Little People Big Emotions
If you look in the dictionary for the meaning of emotion it says "a strong feeling deriving from one's circumstances, mood, or relationships with others".
There are two types of emotions - basic and complex (also known as self-conscious emotion). Basic emotion is what we start to experience from infancy and includes feelings of happiness, sadness, fear and anger. Complex emotion begins to develop later in childhood as children begin to develop a sense of self and includes feelings such as guilt, shame and pride.
Because children are not emotionally developed, do not understand their emotions and cannot express themselves as well as an adult, emotional outbursts are very common. There is nothing wrong with this, in fact it is developmentally normal, but there are things we can do to support healthy emotional development.
Firstly, children will mimic their role models. So if their parent or carer is always angry it will send the message to the child that this is acceptable behaviour. As role models, we need to set a good example. Obviously there will be times that we do get angry or upset about something and that is totally fine, but we can use the situation to teach our children how to deal with that emotion by managing it in a positive way ourselves.
Teaching children about what the different emotions are helps them to recognize and understand their own emotions. Encourage talk about their feelings. If a child is upset about something and you say "oh stop that nonsense, there is no reason to cry" you are not helping them to recognize and deal with their emotions in a healthy way. You are telling them that certain emotions are bad and need to be suppressed. Acknowledge their feelings and discuss them with the child.
Another healthy and natural way we can support our children's emotions is through the use of essential oils. I am not going to tell you that essential oils will put a stop to tantrums and turn your child into an emotionally developed, calm and composed child. As I have said before, essential oils do not make our bodies do anything. They work with our bodies to restore balance.
You are probably wondering how aromas can have such an effect on emotions. This is a basic explanation of how they work.

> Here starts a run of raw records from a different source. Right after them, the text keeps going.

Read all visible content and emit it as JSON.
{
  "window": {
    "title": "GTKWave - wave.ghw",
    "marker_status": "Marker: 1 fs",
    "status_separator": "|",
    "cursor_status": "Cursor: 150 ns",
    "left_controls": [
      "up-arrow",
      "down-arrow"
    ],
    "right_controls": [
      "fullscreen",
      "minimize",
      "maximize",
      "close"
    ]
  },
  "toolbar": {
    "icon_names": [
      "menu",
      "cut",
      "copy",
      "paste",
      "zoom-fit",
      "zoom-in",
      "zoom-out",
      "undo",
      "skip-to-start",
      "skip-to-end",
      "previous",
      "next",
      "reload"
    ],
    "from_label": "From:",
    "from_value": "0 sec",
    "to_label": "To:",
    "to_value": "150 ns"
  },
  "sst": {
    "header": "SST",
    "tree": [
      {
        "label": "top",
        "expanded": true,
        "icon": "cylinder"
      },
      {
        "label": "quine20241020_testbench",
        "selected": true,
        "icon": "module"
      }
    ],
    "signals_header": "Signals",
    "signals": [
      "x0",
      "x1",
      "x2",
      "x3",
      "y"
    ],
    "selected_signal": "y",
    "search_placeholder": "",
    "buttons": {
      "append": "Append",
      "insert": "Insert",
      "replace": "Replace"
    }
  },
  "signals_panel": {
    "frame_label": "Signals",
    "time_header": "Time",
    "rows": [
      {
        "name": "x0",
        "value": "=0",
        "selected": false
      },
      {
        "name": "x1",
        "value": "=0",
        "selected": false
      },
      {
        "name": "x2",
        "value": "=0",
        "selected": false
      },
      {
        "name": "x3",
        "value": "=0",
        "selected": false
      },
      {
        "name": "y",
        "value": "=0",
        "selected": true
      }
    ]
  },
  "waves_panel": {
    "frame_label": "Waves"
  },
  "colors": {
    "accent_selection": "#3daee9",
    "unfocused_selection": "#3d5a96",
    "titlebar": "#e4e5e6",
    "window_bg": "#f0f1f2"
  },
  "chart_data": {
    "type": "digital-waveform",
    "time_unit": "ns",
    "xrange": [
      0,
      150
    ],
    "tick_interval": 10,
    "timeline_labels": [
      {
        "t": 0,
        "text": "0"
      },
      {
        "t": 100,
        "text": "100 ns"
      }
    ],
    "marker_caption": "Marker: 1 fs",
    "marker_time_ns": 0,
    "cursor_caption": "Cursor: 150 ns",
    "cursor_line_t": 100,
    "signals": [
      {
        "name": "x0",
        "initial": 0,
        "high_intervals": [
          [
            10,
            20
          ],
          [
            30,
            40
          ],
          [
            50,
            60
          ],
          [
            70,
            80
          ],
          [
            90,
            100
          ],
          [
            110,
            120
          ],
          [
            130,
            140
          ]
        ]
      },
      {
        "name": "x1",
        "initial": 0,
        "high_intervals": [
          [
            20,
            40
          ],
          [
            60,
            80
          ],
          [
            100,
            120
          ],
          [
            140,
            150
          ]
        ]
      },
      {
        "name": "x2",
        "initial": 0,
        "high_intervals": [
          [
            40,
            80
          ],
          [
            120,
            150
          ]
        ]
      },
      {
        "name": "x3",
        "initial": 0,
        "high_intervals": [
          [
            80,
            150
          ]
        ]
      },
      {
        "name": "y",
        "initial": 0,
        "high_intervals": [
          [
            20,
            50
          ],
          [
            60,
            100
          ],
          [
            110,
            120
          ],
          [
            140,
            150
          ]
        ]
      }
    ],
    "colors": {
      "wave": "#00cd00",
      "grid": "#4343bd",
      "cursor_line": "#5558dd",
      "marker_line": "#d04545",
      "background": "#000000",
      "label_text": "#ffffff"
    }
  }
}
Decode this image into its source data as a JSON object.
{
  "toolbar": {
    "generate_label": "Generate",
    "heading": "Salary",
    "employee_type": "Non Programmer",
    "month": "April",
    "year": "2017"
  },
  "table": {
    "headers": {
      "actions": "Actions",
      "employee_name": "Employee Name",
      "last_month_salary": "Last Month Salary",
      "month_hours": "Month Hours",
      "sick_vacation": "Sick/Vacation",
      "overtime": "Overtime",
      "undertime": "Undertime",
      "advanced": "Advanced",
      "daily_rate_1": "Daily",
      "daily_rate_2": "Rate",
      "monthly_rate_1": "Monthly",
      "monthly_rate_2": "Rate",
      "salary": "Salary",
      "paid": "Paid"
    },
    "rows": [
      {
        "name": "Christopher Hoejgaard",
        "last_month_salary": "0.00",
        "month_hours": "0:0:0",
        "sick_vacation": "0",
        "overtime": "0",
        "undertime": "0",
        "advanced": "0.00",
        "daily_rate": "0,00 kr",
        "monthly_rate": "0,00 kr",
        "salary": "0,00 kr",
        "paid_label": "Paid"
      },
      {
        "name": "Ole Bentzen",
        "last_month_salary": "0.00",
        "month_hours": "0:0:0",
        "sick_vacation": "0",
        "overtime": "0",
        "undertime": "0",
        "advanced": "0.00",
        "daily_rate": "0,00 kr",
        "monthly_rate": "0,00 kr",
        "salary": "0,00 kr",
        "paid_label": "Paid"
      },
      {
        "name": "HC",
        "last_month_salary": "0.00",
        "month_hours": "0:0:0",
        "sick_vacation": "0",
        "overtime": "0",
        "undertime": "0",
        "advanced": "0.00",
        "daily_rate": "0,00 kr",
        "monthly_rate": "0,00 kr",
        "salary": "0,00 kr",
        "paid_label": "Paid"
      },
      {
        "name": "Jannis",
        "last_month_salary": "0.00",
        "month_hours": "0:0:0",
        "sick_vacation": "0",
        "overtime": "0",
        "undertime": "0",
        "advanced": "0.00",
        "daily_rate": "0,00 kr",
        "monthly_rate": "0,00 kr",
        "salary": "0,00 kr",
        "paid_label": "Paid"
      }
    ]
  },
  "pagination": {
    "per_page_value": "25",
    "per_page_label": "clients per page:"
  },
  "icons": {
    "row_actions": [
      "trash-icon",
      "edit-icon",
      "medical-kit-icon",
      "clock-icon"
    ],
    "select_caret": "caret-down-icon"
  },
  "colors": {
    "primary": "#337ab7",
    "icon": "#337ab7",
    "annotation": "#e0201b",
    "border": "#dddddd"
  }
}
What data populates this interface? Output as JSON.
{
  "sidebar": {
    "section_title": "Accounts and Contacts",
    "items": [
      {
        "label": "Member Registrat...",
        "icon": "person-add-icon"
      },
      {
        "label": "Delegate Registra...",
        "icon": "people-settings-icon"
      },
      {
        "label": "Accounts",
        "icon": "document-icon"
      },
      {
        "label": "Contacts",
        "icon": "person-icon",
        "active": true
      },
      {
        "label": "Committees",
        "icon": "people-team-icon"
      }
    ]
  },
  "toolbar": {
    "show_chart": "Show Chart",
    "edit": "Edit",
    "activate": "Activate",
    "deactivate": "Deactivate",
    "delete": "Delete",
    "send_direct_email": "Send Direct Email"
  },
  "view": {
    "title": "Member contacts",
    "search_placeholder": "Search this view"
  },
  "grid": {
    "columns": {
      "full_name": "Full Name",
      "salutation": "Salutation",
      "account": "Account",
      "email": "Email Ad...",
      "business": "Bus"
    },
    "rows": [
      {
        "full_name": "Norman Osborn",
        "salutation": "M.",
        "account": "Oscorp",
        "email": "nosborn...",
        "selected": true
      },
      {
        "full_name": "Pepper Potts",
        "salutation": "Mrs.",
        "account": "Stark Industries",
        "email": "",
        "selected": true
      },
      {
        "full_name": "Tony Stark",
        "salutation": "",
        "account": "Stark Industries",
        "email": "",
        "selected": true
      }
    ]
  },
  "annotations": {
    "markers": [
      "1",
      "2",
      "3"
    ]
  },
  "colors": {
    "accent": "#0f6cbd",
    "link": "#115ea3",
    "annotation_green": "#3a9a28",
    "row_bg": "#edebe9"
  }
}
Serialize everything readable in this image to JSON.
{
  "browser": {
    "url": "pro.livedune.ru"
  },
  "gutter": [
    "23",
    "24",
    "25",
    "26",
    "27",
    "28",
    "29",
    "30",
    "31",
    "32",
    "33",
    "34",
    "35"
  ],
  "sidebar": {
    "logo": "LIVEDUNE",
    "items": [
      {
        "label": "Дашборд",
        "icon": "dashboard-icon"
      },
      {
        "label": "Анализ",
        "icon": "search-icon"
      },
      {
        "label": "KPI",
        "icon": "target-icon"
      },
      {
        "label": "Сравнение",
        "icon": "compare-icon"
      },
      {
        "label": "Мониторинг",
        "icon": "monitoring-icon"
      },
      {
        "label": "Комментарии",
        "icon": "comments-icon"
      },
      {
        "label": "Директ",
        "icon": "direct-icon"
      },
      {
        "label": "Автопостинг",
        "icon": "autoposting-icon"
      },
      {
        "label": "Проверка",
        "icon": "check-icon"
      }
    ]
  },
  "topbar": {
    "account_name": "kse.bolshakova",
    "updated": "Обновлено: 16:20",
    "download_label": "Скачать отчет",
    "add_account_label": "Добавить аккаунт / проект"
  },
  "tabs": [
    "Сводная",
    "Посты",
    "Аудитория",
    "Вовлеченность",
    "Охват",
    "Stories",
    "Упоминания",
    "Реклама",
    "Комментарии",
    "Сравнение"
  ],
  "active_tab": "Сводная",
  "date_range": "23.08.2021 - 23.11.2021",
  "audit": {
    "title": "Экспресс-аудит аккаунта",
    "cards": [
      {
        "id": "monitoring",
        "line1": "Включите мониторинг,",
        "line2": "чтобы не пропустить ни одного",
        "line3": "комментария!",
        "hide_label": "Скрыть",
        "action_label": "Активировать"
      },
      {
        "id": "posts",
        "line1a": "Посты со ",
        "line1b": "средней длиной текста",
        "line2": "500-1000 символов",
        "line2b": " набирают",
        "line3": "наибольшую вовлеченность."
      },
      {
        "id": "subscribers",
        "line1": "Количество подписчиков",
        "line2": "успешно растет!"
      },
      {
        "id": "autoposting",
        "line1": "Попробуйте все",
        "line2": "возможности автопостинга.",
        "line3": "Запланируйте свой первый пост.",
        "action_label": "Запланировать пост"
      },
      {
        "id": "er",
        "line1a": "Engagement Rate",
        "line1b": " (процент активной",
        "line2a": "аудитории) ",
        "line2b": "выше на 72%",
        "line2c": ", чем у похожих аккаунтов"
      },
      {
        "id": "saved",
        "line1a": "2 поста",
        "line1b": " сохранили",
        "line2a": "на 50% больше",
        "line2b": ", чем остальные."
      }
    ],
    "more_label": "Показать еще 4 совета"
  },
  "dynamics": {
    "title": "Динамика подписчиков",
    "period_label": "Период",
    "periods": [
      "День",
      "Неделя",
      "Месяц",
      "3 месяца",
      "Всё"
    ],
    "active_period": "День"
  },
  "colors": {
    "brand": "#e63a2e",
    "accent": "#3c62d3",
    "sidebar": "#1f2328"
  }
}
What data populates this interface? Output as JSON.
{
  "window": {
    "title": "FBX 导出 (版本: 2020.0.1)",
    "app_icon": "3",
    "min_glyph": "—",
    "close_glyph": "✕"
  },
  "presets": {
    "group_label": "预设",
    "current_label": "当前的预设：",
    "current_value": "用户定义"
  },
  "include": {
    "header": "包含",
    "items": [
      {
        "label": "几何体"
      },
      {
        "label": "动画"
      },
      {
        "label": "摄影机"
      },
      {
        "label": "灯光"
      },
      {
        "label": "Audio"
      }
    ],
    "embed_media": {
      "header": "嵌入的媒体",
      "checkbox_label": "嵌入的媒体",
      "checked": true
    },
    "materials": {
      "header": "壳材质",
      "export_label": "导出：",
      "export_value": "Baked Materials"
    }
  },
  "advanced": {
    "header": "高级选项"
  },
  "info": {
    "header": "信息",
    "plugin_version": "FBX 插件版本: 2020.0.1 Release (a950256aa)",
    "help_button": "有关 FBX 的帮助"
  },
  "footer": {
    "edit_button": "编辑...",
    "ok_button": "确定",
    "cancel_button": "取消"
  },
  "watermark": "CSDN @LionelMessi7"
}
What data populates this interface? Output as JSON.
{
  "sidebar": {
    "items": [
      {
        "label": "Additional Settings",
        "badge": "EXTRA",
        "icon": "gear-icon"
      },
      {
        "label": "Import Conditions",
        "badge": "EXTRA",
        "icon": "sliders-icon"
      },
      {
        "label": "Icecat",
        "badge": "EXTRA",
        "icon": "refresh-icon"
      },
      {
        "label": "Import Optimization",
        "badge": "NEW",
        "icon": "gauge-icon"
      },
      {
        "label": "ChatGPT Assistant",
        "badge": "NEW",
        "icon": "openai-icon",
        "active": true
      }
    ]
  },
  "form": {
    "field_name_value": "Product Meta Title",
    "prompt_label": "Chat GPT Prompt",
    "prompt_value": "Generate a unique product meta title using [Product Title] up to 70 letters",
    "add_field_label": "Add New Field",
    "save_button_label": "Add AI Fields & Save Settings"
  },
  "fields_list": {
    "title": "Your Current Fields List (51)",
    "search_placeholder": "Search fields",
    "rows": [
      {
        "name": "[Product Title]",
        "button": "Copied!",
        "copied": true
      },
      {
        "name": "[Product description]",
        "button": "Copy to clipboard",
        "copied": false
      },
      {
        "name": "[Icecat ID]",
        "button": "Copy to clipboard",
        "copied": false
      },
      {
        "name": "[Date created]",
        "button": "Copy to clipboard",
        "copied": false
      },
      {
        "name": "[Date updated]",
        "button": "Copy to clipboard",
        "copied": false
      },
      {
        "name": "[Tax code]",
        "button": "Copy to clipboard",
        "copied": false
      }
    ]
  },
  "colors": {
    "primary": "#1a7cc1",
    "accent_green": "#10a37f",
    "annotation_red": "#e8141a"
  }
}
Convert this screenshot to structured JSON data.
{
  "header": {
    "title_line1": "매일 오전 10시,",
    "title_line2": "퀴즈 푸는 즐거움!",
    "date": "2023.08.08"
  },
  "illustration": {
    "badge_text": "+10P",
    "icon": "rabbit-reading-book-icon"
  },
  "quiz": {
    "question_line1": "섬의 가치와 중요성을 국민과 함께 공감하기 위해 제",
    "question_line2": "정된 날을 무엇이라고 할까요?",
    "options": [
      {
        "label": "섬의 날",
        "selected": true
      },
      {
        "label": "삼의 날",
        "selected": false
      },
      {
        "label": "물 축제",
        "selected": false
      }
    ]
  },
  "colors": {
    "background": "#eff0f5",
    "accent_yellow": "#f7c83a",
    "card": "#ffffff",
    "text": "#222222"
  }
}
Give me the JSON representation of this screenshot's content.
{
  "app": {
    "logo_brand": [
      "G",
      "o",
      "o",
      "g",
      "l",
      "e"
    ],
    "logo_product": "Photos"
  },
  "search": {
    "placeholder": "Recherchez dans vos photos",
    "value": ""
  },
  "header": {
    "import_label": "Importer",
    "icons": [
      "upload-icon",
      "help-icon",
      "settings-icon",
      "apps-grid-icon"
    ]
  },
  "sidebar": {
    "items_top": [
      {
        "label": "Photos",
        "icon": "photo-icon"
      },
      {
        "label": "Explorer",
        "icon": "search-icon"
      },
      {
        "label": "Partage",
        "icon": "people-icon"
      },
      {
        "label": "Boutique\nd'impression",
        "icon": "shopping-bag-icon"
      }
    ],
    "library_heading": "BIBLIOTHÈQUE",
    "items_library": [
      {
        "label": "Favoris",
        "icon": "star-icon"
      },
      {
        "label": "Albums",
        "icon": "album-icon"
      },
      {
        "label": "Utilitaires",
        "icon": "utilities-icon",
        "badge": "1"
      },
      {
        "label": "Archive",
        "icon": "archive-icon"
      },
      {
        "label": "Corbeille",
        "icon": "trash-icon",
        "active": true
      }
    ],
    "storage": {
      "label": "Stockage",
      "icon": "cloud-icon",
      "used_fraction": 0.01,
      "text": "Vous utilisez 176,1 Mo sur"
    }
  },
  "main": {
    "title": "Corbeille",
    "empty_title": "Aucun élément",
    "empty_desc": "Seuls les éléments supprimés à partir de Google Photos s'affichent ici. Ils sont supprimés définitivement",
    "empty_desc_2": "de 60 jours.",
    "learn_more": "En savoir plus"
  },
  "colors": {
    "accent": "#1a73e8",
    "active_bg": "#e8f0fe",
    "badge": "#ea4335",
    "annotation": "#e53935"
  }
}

When we inhale an essential oil the molecules attach to smell receptors in our nose and electrical impulses are transferred along the olfactory nerve to our olfactory bulb. The olfactory bulb is connected to our limbic system (brain structure). The structures within the limbic system are responsible for emotional responses, memory, learning and much more. Aromas are known to have a profound effect on our central nervous system. Inhalaion of an aroma can have an immediate effect on our respiration, pulse and blood pressure. The brain receives the message to release certain hormones. Hormones are chemical messengers that control most major functions in our bodies. These events in the body modify our emotions and behaviour. So if a typically calming oil like bergamot is inhaled our body will receive the message to relax. Smell, memory and emotion are also all very much linked. If you have a positive experience with an aroma it will be stored in your brain and when you smell that aroma again you will experience good feelings. If you had a bad experience while smelling that aroma, it will most likely have a negative effect on your emotions the next time you smell it.
If you want to use essential oils with your children it is best to have them smell the oils and let them choose. The more they like the smell, the more effective it is likely to be.
The following are some common emotions that our children may experience and the essential oils that are considered of benefit.
Bergamot, cypress, geranium, lavender, lemon, peppermint (do not use for children under 6) petitgrain, patchouli, roman chamomile, ylang ylang, vetiver
An example of an inhaler for a child that often gets angry: 3 drops bergamot, 3 drops lavender, 1 drop geranium
Basil, bergamot, cedarwood, cypress, clary sage, frankincense, lavender, lemon, roman chamomile, sandalwood, sweet marjoram, wild orange, vetiver
An example of an inhaler for a child that gets fearful: 3 drops cedarwood, 3 drops wild orange, 2 drops sweet marjoram
An example of an inhaler for a child that gets frustrated often: 4 drops lavender, 3 drops bergamot
Cedarwood, lavender, mandarin, roman chamomile, sweet marjoram, vetiver, ylang ylang
An example of an inhaler for a child that often gets overexcited: 3 drops mandarin, 3 drops roman chamomile, 2 drops vetiver
Essential oils can also be used in diffusers when you are home, placed on a tissue or handkerchief or a few drops put on the corner of a collar of a school uniform. With inhalers you will have to spend a little time teaching your child how to use them and explaining the benefit. Children do not place the inhaler inside the nose, they just wave the inhaler outside of the nostrils and take a deep breath.
If you would like to learn more, please follow my facebook page. If you would like to purchase doTERRA oils please send me a message.
This blog contains information pertaining to health and related subjects. The words and other content provided are not to be taken as medical advice. Always see your GP for any health concern.